Despite the wild and undeveloped nature heading towards the big river, wildlife was at a premium. We did encounter a couple deer but beyond that, it was a lot of mosquito-swatting.
The take-out in Arena is fantastic. You do have to paddle Southwest past the take-out and then back into the bay due to a giant sandbar that precludes a straightshot. But as is the case with most Lower Wisconsin put-ins/take-outs, they are easily accessible and offer plenty of parking and usually with some sort of facility.
What we liked:
The absolute and only real highlight of this trip was finally ending the creek section and making our way into the Wisconsin River. The water turned from muddy brown to that beautiful copper/root beer color of the Lower Wisconsin. Changing right before the bows of our kayaks, it was a welcome sight after a drag of a paddle.

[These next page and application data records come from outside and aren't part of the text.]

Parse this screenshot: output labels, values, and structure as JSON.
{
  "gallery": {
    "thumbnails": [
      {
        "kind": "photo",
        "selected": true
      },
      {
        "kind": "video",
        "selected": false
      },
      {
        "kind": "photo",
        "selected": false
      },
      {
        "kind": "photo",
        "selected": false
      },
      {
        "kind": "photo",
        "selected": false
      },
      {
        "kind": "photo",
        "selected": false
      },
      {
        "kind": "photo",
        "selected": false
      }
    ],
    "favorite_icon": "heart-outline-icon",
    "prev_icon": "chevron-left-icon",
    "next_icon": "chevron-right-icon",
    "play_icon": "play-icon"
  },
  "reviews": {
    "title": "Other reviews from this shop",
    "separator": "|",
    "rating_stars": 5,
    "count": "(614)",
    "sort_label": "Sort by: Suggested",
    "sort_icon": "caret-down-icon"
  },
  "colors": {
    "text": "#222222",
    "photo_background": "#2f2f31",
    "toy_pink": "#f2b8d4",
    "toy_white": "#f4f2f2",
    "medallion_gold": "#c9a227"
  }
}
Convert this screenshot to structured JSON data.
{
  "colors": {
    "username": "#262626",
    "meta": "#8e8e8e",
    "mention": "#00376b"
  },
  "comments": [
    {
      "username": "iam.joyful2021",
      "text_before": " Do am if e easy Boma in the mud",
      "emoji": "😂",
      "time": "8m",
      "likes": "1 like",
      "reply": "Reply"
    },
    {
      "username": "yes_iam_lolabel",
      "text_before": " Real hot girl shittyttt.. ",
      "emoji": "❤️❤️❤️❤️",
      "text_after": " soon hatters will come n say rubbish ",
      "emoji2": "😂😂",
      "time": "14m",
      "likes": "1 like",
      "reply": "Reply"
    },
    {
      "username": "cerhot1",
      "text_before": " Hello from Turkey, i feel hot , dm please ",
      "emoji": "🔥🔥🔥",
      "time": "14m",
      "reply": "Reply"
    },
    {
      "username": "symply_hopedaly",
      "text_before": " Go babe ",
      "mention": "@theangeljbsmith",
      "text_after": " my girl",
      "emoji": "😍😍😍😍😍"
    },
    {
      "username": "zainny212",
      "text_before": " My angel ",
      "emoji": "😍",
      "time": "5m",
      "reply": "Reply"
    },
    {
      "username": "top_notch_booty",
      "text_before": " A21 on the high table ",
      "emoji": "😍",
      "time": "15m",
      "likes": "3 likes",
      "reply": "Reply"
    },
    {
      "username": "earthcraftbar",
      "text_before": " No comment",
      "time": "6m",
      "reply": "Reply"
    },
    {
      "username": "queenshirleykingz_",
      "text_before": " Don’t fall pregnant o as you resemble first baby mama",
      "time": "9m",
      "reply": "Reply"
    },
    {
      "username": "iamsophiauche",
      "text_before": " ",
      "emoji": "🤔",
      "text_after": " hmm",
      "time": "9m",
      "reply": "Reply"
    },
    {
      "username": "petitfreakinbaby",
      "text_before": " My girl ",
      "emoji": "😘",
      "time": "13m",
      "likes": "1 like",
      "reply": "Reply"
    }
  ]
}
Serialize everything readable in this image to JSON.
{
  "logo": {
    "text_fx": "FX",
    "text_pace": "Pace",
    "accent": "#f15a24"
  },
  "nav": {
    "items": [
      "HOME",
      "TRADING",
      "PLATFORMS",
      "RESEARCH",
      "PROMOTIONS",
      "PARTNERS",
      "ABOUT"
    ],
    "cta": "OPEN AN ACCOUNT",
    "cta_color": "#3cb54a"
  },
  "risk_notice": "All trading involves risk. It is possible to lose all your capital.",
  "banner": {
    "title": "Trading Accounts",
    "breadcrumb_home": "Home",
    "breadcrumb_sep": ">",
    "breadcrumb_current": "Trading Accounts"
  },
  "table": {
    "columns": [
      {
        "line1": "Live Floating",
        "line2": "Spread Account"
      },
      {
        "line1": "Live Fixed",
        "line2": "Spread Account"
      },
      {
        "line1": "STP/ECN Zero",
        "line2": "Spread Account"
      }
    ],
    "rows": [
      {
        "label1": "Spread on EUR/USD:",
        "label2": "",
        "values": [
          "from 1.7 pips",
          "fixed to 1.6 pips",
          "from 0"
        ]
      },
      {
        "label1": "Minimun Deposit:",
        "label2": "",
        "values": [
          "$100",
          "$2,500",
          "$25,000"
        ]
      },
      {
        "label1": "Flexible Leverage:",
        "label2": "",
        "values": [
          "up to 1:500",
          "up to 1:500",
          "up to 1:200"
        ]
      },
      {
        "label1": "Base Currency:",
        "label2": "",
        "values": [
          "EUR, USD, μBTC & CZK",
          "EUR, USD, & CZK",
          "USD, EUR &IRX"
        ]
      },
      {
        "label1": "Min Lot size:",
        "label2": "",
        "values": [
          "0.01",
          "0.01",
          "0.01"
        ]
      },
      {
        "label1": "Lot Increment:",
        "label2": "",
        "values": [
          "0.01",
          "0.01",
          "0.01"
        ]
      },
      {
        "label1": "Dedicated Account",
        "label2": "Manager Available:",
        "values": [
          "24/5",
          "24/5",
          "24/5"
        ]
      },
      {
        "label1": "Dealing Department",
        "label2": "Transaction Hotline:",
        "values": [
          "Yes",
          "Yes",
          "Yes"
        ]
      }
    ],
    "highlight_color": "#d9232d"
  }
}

It reminded us of our love of the Wisco and had us questioning why we weren’t out camping on this particular weekend. Truth be told, the only reason this trip doesn’t get a 1-star rating is because of this beautiful ending. We had to stop and spend a half-hour on the sandbar immediately before us because it was so incredibly nice out (which also explains the longer trip time).
What we didn’t like:
Portages. They’re everywhere and plentiful and if you don’t have patience for that kind of thing, you’ll find no enjoyment in this section. In fact, Brian spent most of the trip with his legs out on each side of his boat just prepared for the next obstacle (we did some concepting on what to call that maneuver – ideas included: saddling and pony-riding).
There are two portages, that with even the greatest amount of ramming or ducking, just aren’t passible without getting out into the muddy brown – which is some of the nastiest mud you’ll encounter. It’s the kind of mud that sticks to crevices on your feet you didn’t know existed and that you’ll be cleaning out for the rest of the week. And it smells ungodly. I often liken this kind of mud to what Andy Dufresne encountered on his escape from Shawshank.
If we did this trip again:
Brian made me promise I’d simply write “We won’t”.
Black Earth Creek Overview: Black Earth Creek Paddle Guide
Black Earth Creek I: Walking Iron Park to Blynn Road
Black Earth Creek III: Cross Plains to Black Earth
Black Earth Creek IV: Black Earth to Hudson Road
Map: Black Hawk Trail
Miles Paddled Video:
Miles PaddledJuly 5, 2017 at 8:55 am
Update 7.5.17: From Gaila (a local Black Earth Creek paddler) “Today we cleared from Blynn Road to the Wis River, and it is totally awesome – gorgeous, wild, scenic with mother eagle and eaglet up in the tree watching us. If you get a chance to try it, it is totally navigable – seven of us were in there with a chain saw, loppers, snippers, saws, john boats, etc and really did a nice job of cleaning it.”